I was recently speaking with a group of women about food and body image, when one mom asked how to deal with clothes shopping for her teens.
Her daughters are both in big bodies and shopping in mainstream stores can be very difficult for them. Mom wanted to know what she can do to support a positive body image despite these challenges.
I shared a few points:
1.Clothing should fit her, she shouldn’t change her body to fit the clothes
When trying on clothes, make sure to emphasize that it’s the clothes that don’t fit, rather than her body being a problem. HER BODY IS NOT A PROBLEM!
I recall speaking with a six-year-old whose blouse buttons kept opening and she said frustratedly, “Ugh, these buttons are so bad that they don’t stay closed!” She didn’t put herself down for not fitting in the shirt, but rather recognized that the shirt was the problem and it needed to be improved.
When shopping together, rather than you saying something does or doesn’t fit, ask your adolescent how it feels? Let them decide if something feels good before deciding how it looks. Clothes serve a purpose and need to feel right.
2. Your daughter is more than her body
Build up your adolescent’s self worth beyond their appearance. Help them create an appreciation for who they are over how they look.
This is an exercise you can (and should) do all the time, not in the change room. Know the greatness of your kids and point them out to them. Help your adolescent recognize their value beyond their appearance.
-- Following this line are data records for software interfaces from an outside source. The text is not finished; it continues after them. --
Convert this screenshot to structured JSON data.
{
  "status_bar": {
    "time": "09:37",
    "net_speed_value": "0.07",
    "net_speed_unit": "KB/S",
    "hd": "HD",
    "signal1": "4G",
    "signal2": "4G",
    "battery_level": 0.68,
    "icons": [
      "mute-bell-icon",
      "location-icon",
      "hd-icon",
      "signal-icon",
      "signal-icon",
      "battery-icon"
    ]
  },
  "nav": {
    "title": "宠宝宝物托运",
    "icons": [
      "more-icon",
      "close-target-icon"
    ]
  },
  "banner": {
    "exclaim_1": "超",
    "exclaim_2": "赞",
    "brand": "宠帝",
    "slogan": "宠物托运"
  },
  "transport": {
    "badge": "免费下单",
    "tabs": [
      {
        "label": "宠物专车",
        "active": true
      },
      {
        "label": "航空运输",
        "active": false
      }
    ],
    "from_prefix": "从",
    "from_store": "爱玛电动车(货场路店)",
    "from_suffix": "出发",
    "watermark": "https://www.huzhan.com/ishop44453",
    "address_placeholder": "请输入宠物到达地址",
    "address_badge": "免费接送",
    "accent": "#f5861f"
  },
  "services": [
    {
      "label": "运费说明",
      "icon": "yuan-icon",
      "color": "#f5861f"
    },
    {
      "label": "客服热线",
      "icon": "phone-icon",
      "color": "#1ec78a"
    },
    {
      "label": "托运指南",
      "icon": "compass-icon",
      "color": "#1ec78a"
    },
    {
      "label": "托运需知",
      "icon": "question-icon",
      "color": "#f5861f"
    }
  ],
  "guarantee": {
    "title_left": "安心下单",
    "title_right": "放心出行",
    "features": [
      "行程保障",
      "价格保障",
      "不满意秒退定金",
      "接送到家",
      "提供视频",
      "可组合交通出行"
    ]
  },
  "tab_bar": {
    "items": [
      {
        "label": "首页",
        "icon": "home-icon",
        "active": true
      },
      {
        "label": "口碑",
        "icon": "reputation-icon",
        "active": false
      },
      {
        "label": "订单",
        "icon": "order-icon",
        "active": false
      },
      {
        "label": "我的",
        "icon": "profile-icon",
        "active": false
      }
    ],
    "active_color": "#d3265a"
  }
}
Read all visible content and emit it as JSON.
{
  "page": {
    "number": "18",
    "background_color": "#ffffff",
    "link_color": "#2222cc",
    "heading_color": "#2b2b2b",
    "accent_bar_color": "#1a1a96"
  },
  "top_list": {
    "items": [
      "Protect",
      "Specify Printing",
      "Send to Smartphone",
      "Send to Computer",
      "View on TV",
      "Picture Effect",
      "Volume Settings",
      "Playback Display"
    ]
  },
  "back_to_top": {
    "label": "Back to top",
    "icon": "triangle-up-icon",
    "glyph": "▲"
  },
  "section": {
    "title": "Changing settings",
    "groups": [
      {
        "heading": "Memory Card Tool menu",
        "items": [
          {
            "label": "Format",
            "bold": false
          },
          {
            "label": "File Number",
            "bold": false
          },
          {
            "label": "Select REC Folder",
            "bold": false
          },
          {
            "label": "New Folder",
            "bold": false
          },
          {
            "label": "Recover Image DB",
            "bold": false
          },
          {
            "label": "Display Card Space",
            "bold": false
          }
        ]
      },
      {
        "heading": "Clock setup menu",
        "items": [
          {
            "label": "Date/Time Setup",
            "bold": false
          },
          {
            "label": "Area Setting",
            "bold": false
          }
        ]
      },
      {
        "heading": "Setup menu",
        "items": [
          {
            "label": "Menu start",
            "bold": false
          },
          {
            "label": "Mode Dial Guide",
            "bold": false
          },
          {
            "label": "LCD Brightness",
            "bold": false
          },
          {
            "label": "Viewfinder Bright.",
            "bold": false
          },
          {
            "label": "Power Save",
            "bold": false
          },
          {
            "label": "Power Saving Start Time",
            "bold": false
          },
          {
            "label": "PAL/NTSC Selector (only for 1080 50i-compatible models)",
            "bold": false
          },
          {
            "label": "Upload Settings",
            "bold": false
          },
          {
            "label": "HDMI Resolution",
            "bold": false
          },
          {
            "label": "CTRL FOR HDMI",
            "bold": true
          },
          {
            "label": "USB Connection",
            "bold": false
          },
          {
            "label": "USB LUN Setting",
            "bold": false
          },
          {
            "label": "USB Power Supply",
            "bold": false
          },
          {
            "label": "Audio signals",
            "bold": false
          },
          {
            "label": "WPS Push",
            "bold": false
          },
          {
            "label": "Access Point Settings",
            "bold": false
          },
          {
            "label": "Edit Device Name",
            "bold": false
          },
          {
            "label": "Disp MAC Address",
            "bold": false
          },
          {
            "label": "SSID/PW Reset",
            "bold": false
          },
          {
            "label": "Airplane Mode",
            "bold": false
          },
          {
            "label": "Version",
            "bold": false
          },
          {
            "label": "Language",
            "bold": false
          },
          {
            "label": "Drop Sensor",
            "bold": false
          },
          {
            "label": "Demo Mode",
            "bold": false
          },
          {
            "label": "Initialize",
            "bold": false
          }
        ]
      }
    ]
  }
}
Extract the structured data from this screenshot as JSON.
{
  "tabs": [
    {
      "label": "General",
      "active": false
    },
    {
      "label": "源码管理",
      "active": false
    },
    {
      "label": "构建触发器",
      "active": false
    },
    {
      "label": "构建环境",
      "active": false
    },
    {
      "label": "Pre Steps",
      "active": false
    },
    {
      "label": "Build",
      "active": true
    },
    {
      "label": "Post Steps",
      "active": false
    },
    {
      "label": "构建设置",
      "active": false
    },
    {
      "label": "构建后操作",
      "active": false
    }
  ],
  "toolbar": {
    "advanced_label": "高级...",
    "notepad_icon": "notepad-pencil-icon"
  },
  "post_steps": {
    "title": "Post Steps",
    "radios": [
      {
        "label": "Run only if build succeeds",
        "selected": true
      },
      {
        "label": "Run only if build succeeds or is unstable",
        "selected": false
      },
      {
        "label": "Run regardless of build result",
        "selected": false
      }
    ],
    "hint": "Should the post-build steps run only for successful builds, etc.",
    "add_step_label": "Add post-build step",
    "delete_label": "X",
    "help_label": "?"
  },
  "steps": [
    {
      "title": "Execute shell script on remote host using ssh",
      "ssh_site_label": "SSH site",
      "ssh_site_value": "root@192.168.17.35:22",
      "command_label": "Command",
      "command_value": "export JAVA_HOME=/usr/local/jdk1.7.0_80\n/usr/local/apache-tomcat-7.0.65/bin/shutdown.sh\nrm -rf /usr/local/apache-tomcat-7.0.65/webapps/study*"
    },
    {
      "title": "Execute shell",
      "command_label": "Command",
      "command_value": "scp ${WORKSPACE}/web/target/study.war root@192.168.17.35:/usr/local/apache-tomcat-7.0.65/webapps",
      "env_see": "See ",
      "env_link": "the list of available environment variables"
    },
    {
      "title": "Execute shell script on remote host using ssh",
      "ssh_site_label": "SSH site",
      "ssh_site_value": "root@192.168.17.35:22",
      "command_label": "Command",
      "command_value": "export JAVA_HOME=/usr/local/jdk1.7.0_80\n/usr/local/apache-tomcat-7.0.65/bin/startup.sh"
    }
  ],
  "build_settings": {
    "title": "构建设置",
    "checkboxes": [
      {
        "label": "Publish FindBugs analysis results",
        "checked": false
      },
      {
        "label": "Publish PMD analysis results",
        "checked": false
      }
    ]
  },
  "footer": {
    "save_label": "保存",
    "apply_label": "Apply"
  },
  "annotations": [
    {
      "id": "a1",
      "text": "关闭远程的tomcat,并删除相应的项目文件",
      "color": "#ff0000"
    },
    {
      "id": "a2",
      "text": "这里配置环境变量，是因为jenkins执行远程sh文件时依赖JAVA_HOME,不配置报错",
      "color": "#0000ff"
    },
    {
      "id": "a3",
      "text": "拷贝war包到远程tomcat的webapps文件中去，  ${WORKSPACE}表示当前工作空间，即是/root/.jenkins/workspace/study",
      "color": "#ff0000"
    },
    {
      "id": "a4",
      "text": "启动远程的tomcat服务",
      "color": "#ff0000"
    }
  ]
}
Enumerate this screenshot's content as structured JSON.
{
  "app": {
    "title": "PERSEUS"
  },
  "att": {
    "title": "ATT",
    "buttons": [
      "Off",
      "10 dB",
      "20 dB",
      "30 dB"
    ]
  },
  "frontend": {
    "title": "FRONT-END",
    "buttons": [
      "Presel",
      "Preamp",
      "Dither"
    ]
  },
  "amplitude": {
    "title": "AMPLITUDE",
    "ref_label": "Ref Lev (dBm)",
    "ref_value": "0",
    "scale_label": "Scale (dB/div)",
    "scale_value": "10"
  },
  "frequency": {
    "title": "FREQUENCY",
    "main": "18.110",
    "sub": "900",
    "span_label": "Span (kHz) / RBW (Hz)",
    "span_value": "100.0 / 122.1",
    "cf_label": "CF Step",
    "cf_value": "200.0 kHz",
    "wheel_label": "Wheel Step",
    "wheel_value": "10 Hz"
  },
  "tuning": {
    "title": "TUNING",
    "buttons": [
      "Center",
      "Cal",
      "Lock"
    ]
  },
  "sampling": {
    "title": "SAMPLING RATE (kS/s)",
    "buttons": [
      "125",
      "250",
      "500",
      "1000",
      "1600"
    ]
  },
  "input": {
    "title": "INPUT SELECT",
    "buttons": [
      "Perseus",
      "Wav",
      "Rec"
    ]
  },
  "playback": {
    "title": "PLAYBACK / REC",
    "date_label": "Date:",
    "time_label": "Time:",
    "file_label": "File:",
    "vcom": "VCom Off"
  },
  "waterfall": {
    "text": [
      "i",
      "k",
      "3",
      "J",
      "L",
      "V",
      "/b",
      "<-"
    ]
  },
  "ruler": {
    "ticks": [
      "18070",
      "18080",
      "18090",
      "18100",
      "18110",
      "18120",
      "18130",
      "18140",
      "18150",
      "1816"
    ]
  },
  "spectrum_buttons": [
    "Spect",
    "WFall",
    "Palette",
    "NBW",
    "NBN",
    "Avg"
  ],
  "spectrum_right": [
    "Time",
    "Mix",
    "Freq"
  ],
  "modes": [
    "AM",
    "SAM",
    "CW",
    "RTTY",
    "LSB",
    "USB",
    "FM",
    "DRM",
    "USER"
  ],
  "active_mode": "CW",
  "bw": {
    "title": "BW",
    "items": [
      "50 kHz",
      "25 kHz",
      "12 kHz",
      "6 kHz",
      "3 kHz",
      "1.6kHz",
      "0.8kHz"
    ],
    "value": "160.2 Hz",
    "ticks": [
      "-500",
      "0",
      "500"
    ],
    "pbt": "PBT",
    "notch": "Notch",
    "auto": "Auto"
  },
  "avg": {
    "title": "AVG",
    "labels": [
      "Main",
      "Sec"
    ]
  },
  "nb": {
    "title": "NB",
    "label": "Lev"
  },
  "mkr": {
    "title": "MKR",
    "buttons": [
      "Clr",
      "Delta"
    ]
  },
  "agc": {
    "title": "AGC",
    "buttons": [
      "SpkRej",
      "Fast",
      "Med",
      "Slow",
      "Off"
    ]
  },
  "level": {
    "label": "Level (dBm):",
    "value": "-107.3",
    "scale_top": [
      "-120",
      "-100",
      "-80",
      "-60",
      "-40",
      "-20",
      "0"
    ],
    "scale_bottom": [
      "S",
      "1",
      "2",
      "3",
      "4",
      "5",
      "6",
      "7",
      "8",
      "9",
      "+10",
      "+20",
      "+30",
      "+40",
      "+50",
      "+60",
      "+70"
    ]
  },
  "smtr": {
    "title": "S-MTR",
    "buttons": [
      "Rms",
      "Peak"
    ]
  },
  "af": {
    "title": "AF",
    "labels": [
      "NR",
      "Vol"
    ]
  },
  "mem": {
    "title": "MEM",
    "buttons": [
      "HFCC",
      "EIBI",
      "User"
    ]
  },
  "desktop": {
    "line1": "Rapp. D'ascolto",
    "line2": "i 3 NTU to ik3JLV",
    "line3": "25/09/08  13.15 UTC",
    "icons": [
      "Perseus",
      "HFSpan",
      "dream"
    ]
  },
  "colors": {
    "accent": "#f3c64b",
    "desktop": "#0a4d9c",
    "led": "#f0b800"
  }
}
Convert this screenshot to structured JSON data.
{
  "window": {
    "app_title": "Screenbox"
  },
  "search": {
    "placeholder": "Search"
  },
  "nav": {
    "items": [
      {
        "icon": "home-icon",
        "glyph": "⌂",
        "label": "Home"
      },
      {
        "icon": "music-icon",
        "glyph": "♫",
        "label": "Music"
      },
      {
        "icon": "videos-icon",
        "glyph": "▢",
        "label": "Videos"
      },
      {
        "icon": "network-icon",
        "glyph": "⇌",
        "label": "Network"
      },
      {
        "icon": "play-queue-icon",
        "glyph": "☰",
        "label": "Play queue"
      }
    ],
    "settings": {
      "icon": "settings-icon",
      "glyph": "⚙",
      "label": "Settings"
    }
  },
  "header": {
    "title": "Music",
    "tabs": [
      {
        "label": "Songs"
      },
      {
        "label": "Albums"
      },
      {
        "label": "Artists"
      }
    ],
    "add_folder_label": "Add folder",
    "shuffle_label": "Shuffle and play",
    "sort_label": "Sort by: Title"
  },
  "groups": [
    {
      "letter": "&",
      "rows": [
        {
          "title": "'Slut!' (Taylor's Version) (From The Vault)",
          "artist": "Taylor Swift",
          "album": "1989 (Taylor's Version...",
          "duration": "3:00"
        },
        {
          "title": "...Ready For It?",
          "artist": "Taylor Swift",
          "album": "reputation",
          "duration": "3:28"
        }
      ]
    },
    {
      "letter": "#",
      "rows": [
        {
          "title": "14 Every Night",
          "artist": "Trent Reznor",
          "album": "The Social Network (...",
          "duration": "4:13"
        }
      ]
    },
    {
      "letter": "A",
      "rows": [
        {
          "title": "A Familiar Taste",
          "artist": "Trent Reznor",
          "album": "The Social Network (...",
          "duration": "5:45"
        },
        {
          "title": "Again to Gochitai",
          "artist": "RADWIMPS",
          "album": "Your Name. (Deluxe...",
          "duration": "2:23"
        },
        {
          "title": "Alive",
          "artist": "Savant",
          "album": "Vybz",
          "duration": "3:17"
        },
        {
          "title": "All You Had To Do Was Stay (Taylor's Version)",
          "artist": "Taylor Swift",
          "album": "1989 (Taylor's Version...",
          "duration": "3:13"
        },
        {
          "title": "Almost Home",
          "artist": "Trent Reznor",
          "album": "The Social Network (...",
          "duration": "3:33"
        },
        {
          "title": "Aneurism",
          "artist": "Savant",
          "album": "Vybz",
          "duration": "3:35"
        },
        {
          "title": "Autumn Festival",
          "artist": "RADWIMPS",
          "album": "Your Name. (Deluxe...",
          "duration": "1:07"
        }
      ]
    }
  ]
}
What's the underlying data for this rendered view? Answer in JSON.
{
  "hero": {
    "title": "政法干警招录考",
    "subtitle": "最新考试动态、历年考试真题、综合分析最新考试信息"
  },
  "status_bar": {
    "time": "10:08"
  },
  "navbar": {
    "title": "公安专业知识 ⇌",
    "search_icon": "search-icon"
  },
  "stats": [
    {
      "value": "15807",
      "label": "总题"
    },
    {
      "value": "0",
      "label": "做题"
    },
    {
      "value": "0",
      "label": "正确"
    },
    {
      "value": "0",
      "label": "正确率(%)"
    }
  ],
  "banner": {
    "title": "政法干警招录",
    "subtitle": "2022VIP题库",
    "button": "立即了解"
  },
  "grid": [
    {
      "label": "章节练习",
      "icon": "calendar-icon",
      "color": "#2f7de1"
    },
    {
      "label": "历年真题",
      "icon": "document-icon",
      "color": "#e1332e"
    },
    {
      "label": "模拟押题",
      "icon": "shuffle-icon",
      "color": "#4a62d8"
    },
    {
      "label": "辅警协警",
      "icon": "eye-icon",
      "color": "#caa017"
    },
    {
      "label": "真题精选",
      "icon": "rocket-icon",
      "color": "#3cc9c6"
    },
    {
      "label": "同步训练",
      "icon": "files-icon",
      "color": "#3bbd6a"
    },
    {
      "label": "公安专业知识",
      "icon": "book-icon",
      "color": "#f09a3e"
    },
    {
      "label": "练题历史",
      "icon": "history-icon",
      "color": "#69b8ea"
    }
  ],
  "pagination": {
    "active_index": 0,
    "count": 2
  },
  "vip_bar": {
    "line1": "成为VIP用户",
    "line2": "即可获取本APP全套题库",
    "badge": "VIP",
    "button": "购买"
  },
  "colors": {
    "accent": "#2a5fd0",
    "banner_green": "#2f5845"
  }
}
Read this post for four tips to help your adolescent develop positive body image
3. Shop in stores with inclusive sizing
Shop in a store that carries clothing your adolescent will fit in! Check out this list of 41 best plus size clothing stores & outlets
4. Validate her pain
It’s not fair that stores don’t have clothing that works for her. It’s painful and demoralizing. Validate those feelings and that pain. Allow her to feel it and sit with her in that frustration and hurt.
5. Advocate for more inclusive sizing in stores
Stores want to make money. So if they see there’s a need for more sizes and they know people will buy them, they’ll be more likely to stock them. Talk to store owners about selling a broader range of sizes and buy the clothes (if you like them and they work for you) when they sell them.
6. Discourage changing her body to fit in straight sizes
Trying to change her body involves risky behaviours including restricting food or excessive exercise. These are harmful both short term and long term for developing adolescents, and don’t even guarantee long-term weight loss.
Bodies come in all sizes and shapes and trying to change that can be very harmful.
Helping your adolescent feel confident and comfortable in her current body can support her physical and emotional health long-term, and prevent negative eating habits and risky behaviours.